| Directions |
Read through the entries below and copy each line where "JSON" turns up.

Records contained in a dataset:

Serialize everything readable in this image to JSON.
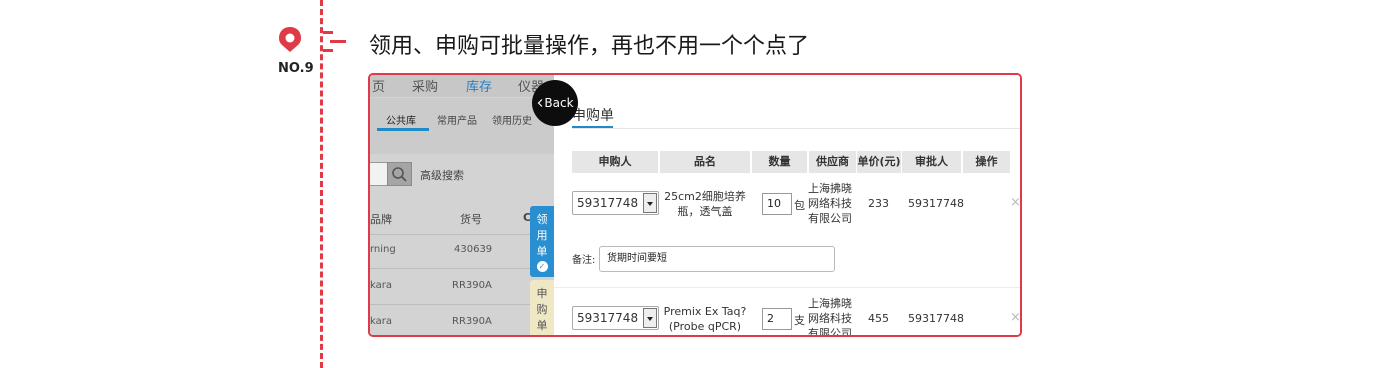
{
  "slide": {
    "number_label": "NO.9",
    "headline": "领用、申购可批量操作，再也不用一个个点了"
  },
  "left_app": {
    "top_nav": [
      "页",
      "采购",
      "库存",
      "仪器"
    ],
    "sub_nav": [
      "公共库",
      "常用产品",
      "领用历史"
    ],
    "advanced_search": "高级搜索",
    "columns": [
      "品牌",
      "货号",
      "C"
    ],
    "rows": [
      {
        "brand": "rning",
        "sku": "430639"
      },
      {
        "brand": "kara",
        "sku": "RR390A"
      },
      {
        "brand": "kara",
        "sku": "RR390A"
      }
    ],
    "side_tabs": {
      "collect": [
        "领",
        "用",
        "单"
      ],
      "collect_icon": "checkmark-icon",
      "purchase": [
        "申",
        "购",
        "单"
      ]
    }
  },
  "back_button": {
    "label": "Back"
  },
  "purchase_panel": {
    "title": "申购单",
    "headers": [
      "申购人",
      "品名",
      "数量",
      "供应商",
      "单价(元)",
      "审批人",
      "操作"
    ],
    "rows": [
      {
        "requester": "59317748",
        "product": [
          "25cm2细胞培养",
          "瓶，透气盖"
        ],
        "qty": "10",
        "unit": "包",
        "supplier": [
          "上海拂晓",
          "网络科技",
          "有限公司"
        ],
        "price": "233",
        "approver": "59317748",
        "delete": "×"
      },
      {
        "requester": "59317748",
        "product": [
          "Premix Ex Taq?",
          "(Probe qPCR)"
        ],
        "qty": "2",
        "unit": "支",
        "supplier": [
          "上海拂晓",
          "网络科技",
          "有限公司"
        ],
        "price": "455",
        "approver": "59317748",
        "delete": "×"
      }
    ],
    "note_label": "备注:",
    "note_value": "货期时间要短"
  },
  "colors": {
    "accent_red": "#e03a47",
    "link_blue": "#1f8ac8",
    "tab_blue": "#2a8fd0"
  }
}
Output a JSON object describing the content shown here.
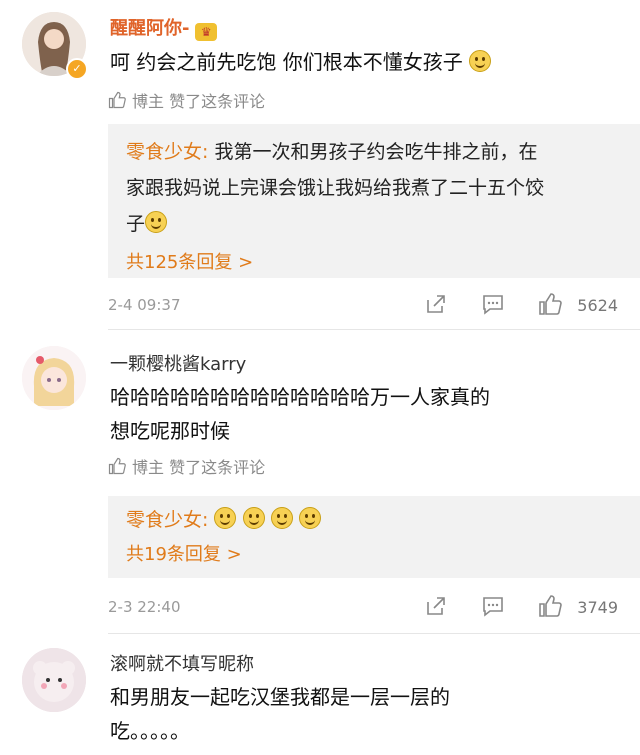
{
  "comments": [
    {
      "name": "醒醒阿你-",
      "name_color": "#e0642a",
      "text": "呵 约会之前先吃饱 你们根本不懂女孩子",
      "liked_label": "博主 赞了这条评论",
      "reply": {
        "author": "零食少女:",
        "text1": " 我第一次和男孩子约会吃牛排之前，在",
        "text2": "家跟我妈说上完课会饿让我妈给我煮了二十五个饺",
        "text3": "子",
        "more": "共125条回复 >"
      },
      "time": "2-4 09:37",
      "likes": "5624"
    },
    {
      "name": "一颗樱桃酱karry",
      "name_color": "#333333",
      "text1": "哈哈哈哈哈哈哈哈哈哈哈哈哈万一人家真的",
      "text2": "想吃呢那时候",
      "liked_label": "博主 赞了这条评论",
      "reply": {
        "author": "零食少女:",
        "more": "共19条回复 >"
      },
      "time": "2-3 22:40",
      "likes": "3749"
    },
    {
      "name": "滚啊就不填写昵称",
      "name_color": "#333333",
      "text1": "和男朋友一起吃汉堡我都是一层一层的",
      "text2": "吃。。。。。"
    }
  ],
  "icons": {
    "share": "share-icon",
    "comment": "comment-icon",
    "like": "thumbs-up-icon",
    "crown": "crown-icon",
    "verified": "verified-badge-icon"
  }
}
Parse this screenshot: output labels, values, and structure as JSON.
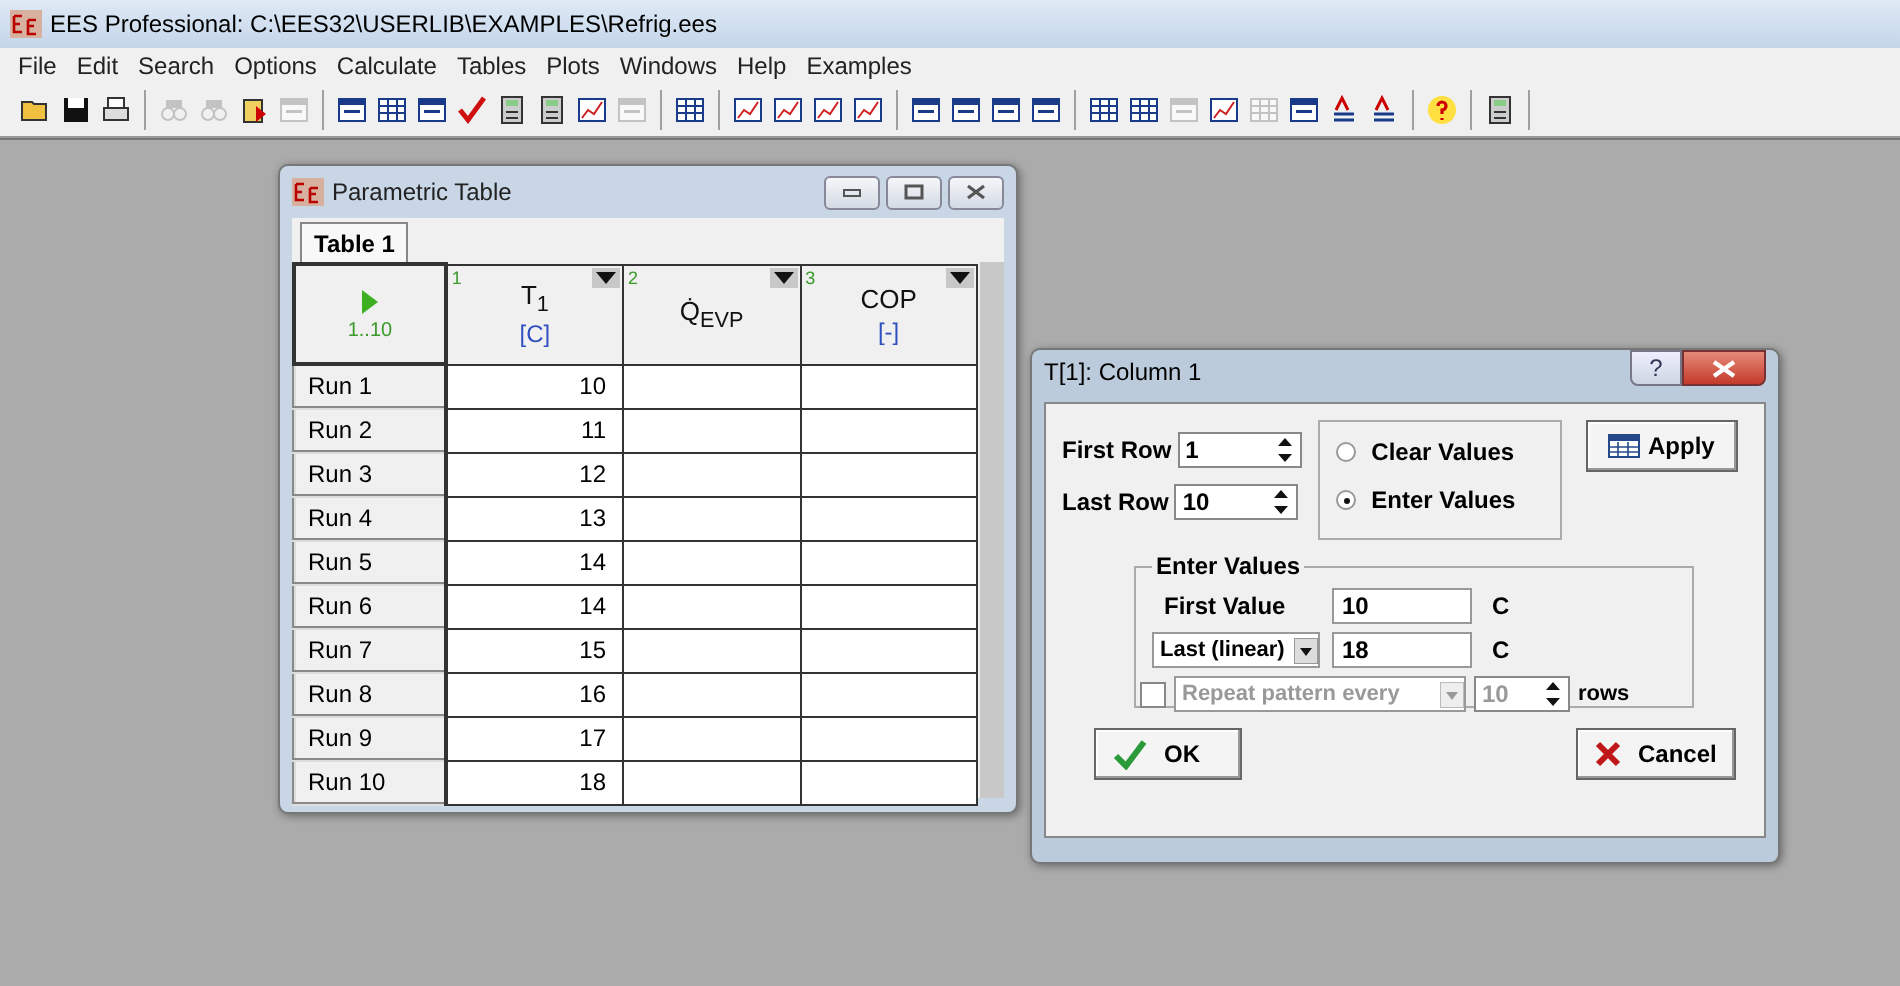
{
  "app": {
    "title": "EES Professional:  C:\\EES32\\USERLIB\\EXAMPLES\\Refrig.ees"
  },
  "menu": [
    "File",
    "Edit",
    "Search",
    "Options",
    "Calculate",
    "Tables",
    "Plots",
    "Windows",
    "Help",
    "Examples"
  ],
  "toolbar": [
    [
      {
        "kind": "folder",
        "disabled": false
      },
      {
        "kind": "disk",
        "disabled": false
      },
      {
        "kind": "printer",
        "disabled": false
      }
    ],
    [
      {
        "kind": "binoculars",
        "disabled": true
      },
      {
        "kind": "binoculars",
        "disabled": true
      },
      {
        "kind": "clipboard",
        "disabled": false
      },
      {
        "kind": "window",
        "disabled": true
      }
    ],
    [
      {
        "kind": "window",
        "disabled": false
      },
      {
        "kind": "table",
        "disabled": false
      },
      {
        "kind": "window",
        "disabled": false
      },
      {
        "kind": "check",
        "disabled": false
      },
      {
        "kind": "calculator",
        "disabled": false
      },
      {
        "kind": "calculator",
        "disabled": false
      },
      {
        "kind": "chart",
        "disabled": false
      },
      {
        "kind": "window",
        "disabled": true
      }
    ],
    [
      {
        "kind": "table",
        "disabled": false
      }
    ],
    [
      {
        "kind": "chart",
        "disabled": false
      },
      {
        "kind": "chart",
        "disabled": false
      },
      {
        "kind": "chart",
        "disabled": false
      },
      {
        "kind": "chart",
        "disabled": false
      }
    ],
    [
      {
        "kind": "window",
        "disabled": false
      },
      {
        "kind": "window",
        "disabled": false
      },
      {
        "kind": "window",
        "disabled": false
      },
      {
        "kind": "window",
        "disabled": false
      }
    ],
    [
      {
        "kind": "table",
        "disabled": false
      },
      {
        "kind": "table",
        "disabled": false
      },
      {
        "kind": "window",
        "disabled": true
      },
      {
        "kind": "chart",
        "disabled": false
      },
      {
        "kind": "table",
        "disabled": true
      },
      {
        "kind": "window",
        "disabled": false
      },
      {
        "kind": "text",
        "disabled": false
      },
      {
        "kind": "text",
        "disabled": false
      }
    ],
    [
      {
        "kind": "help",
        "disabled": false
      }
    ],
    [
      {
        "kind": "calculator",
        "disabled": false
      }
    ]
  ],
  "parametric_window": {
    "title": "Parametric Table",
    "tabs": [
      {
        "label": "Table 1",
        "selected": true
      }
    ],
    "corner": {
      "label": "1..10"
    },
    "columns": [
      {
        "number": "1",
        "name": "T$_{1}$",
        "unit": "[C]"
      },
      {
        "number": "2",
        "name": "Q̇$_{EVP}$"
      },
      {
        "number": "3",
        "name": "COP",
        "unit": "[-]"
      }
    ],
    "rows": [
      {
        "label": "Run 1",
        "cells": [
          "10",
          "",
          ""
        ]
      },
      {
        "label": "Run 2",
        "cells": [
          "11",
          "",
          ""
        ]
      },
      {
        "label": "Run 3",
        "cells": [
          "12",
          "",
          ""
        ]
      },
      {
        "label": "Run 4",
        "cells": [
          "13",
          "",
          ""
        ]
      },
      {
        "label": "Run 5",
        "cells": [
          "14",
          "",
          ""
        ]
      },
      {
        "label": "Run 6",
        "cells": [
          "14",
          "",
          ""
        ]
      },
      {
        "label": "Run 7",
        "cells": [
          "15",
          "",
          ""
        ]
      },
      {
        "label": "Run 8",
        "cells": [
          "16",
          "",
          ""
        ]
      },
      {
        "label": "Run 9",
        "cells": [
          "17",
          "",
          ""
        ]
      },
      {
        "label": "Run 10",
        "cells": [
          "18",
          "",
          ""
        ]
      }
    ]
  },
  "dialog": {
    "title": "T[1]:  Column 1",
    "help": "?",
    "first_row": {
      "label": "First Row",
      "value": "1"
    },
    "last_row": {
      "label": "Last Row",
      "value": "10"
    },
    "radios": [
      {
        "label": "Clear Values",
        "selected": false
      },
      {
        "label": "Enter Values",
        "selected": true
      }
    ],
    "apply": "Apply",
    "group": {
      "title": "Enter Values",
      "first_value": {
        "label": "First Value",
        "value": "10",
        "unit": "C"
      },
      "last": {
        "mode": "Last (linear)",
        "value": "18",
        "unit": "C"
      },
      "repeat": {
        "checked": false,
        "mode": "Repeat pattern every",
        "value": "10",
        "suffix": "rows",
        "disabled": true
      }
    },
    "ok": "OK",
    "cancel": "Cancel"
  }
}
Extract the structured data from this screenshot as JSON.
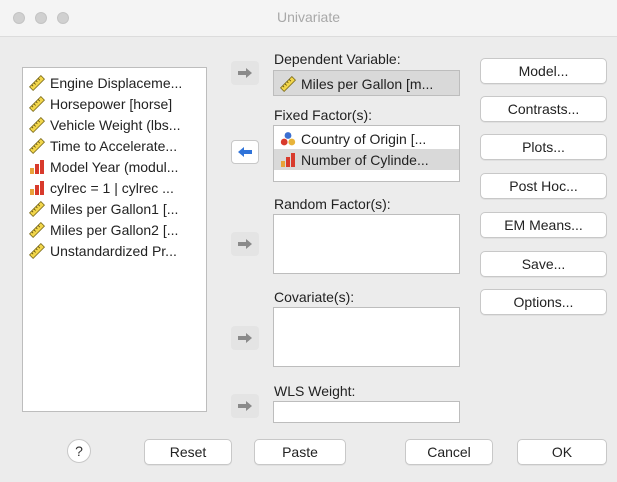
{
  "window": {
    "title": "Univariate"
  },
  "variables": {
    "items": [
      {
        "label": "Engine Displaceme...",
        "icon": "scale-ruler-icon"
      },
      {
        "label": "Horsepower [horse]",
        "icon": "scale-ruler-icon"
      },
      {
        "label": "Vehicle Weight (lbs...",
        "icon": "scale-ruler-icon"
      },
      {
        "label": "Time to Accelerate...",
        "icon": "scale-ruler-icon"
      },
      {
        "label": "Model Year (modul...",
        "icon": "ordinal-bars-icon"
      },
      {
        "label": "cylrec = 1 | cylrec ...",
        "icon": "ordinal-bars-icon"
      },
      {
        "label": "Miles per Gallon1 [...",
        "icon": "scale-ruler-icon"
      },
      {
        "label": "Miles per Gallon2 [...",
        "icon": "scale-ruler-icon"
      },
      {
        "label": "Unstandardized Pr...",
        "icon": "scale-ruler-icon"
      }
    ]
  },
  "dependent": {
    "label": "Dependent Variable:",
    "value": "Miles per Gallon [m..."
  },
  "fixed": {
    "label": "Fixed Factor(s):",
    "items": [
      {
        "label": "Country of Origin [...",
        "icon": "nominal-circles-icon"
      },
      {
        "label": "Number of Cylinde...",
        "icon": "ordinal-bars-icon"
      }
    ]
  },
  "random": {
    "label": "Random Factor(s):"
  },
  "covariate": {
    "label": "Covariate(s):"
  },
  "wls": {
    "label": "WLS Weight:"
  },
  "side_buttons": {
    "model": "Model...",
    "contrasts": "Contrasts...",
    "plots": "Plots...",
    "posthoc": "Post Hoc...",
    "emmeans": "EM Means...",
    "save": "Save...",
    "options": "Options..."
  },
  "bottom_buttons": {
    "help": "?",
    "reset": "Reset",
    "paste": "Paste",
    "cancel": "Cancel",
    "ok": "OK"
  },
  "colors": {
    "arrow_active": "#2f73d9",
    "arrow_dim": "#8a8a8a",
    "selection": "#d9d9d9"
  }
}
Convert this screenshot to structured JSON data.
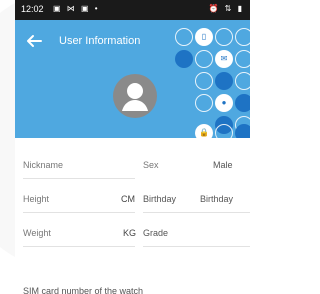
{
  "status_bar": {
    "time": "12:02",
    "left_icons": "▣ ⋈ ▣ •",
    "right_icons": "⏰ ⇅ ▮"
  },
  "header": {
    "title": "User Information"
  },
  "form": {
    "nickname_label": "Nickname",
    "sex_label": "Sex",
    "sex_value": "Male",
    "height_label": "Height",
    "height_unit": "CM",
    "birthday_label": "Birthday",
    "birthday_value": "Birthday",
    "weight_label": "Weight",
    "weight_unit": "KG",
    "grade_label": "Grade",
    "sim_label": "SIM card number of the watch"
  },
  "colors": {
    "header": "#4fa8e0",
    "accent_dark": "#1e73c4"
  }
}
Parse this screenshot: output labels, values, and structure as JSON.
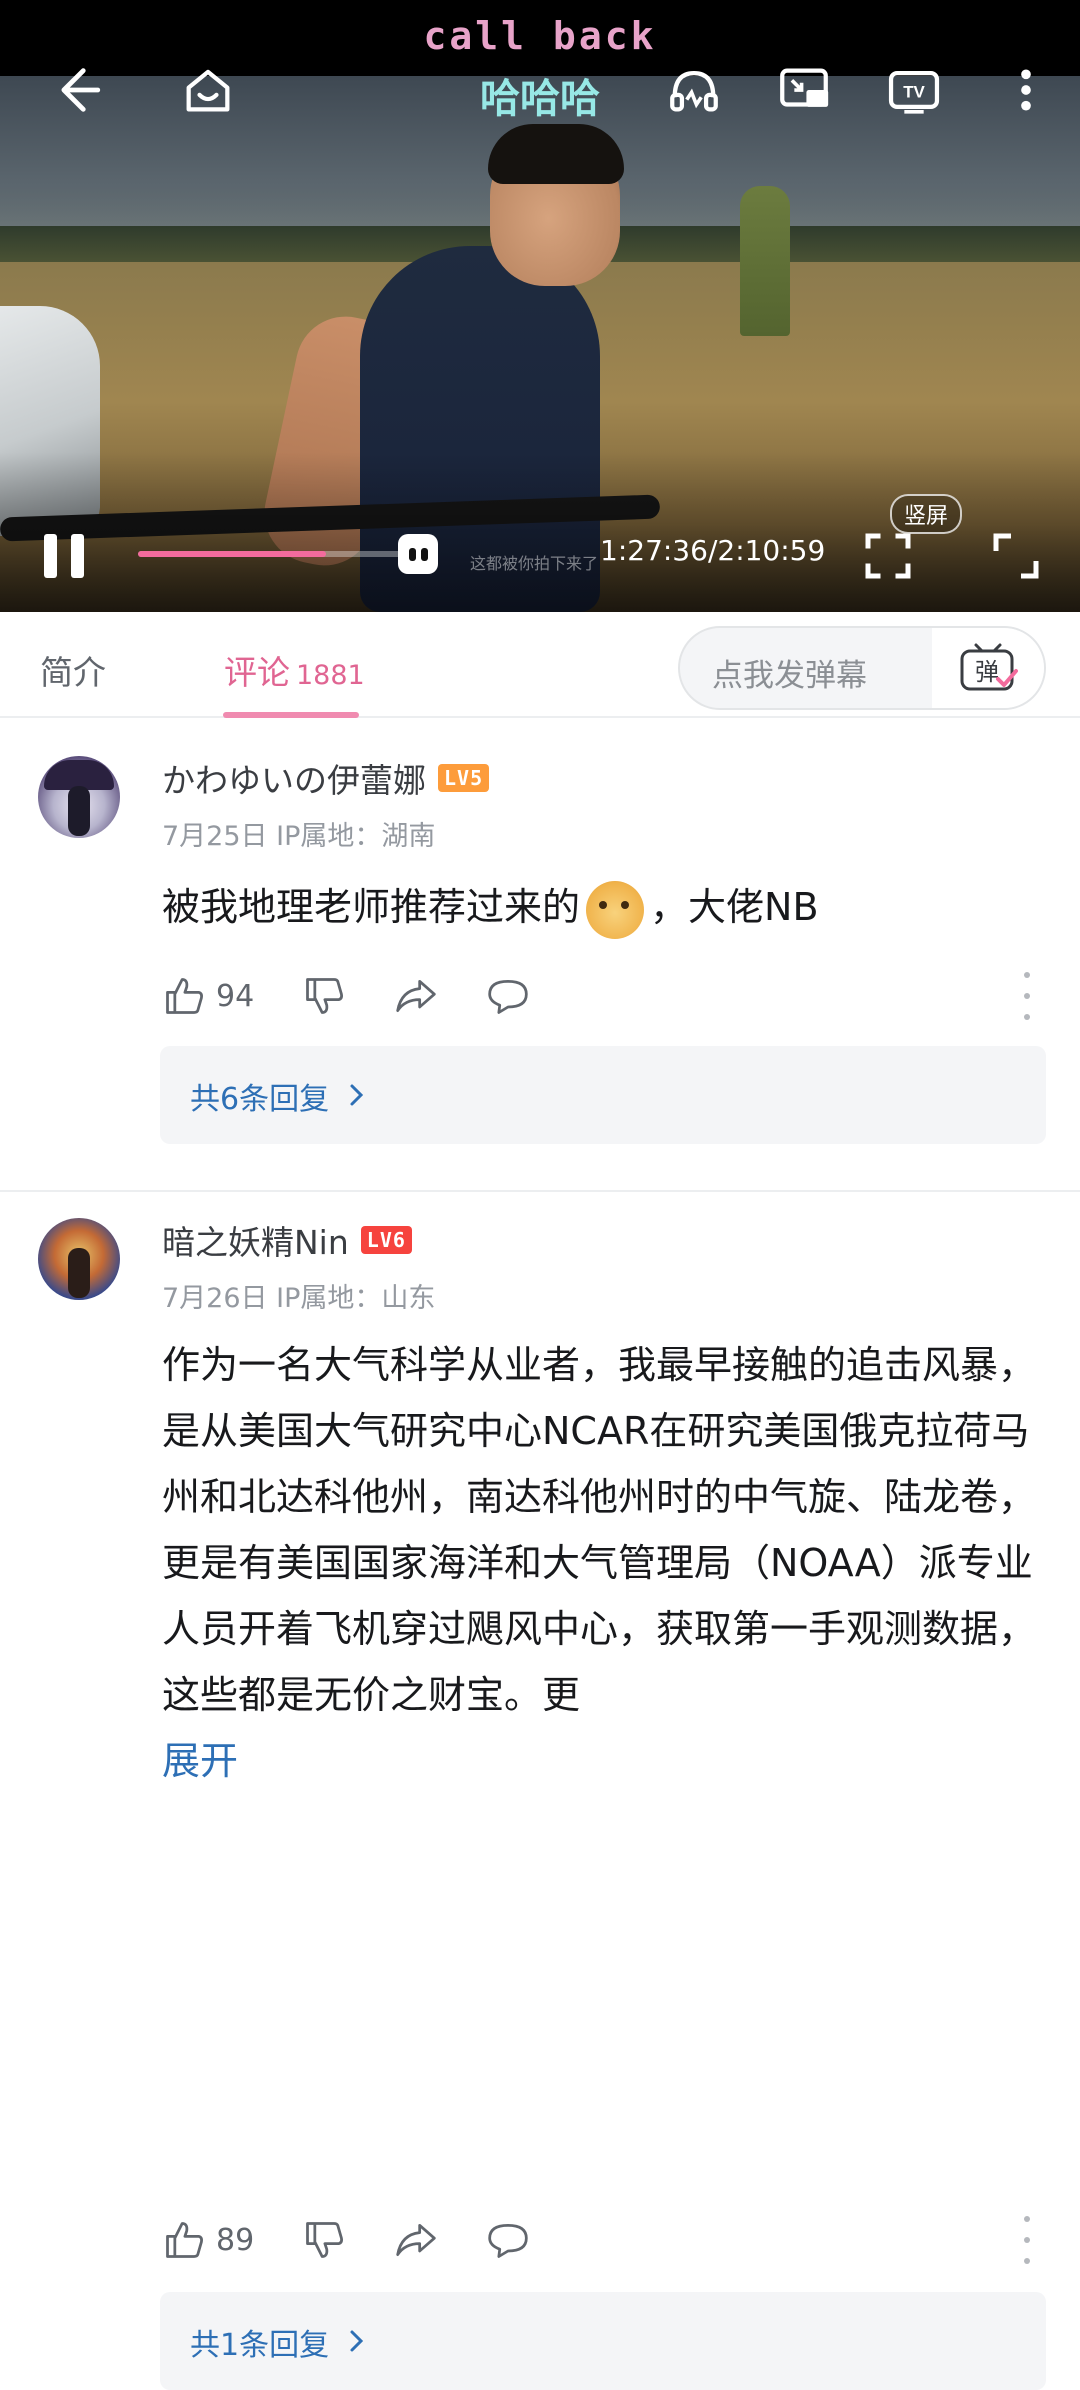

| Result |
Serialize everything readable in this image to JSON.
Output a JSON object describing the content shown here.
Parse this screenshot: output labels, values, and structure as JSON.
Extract the structured data from this screenshot as JSON.
Convert this screenshot to structured JSON data.
Parse this screenshot: output labels, values, and structure as JSON.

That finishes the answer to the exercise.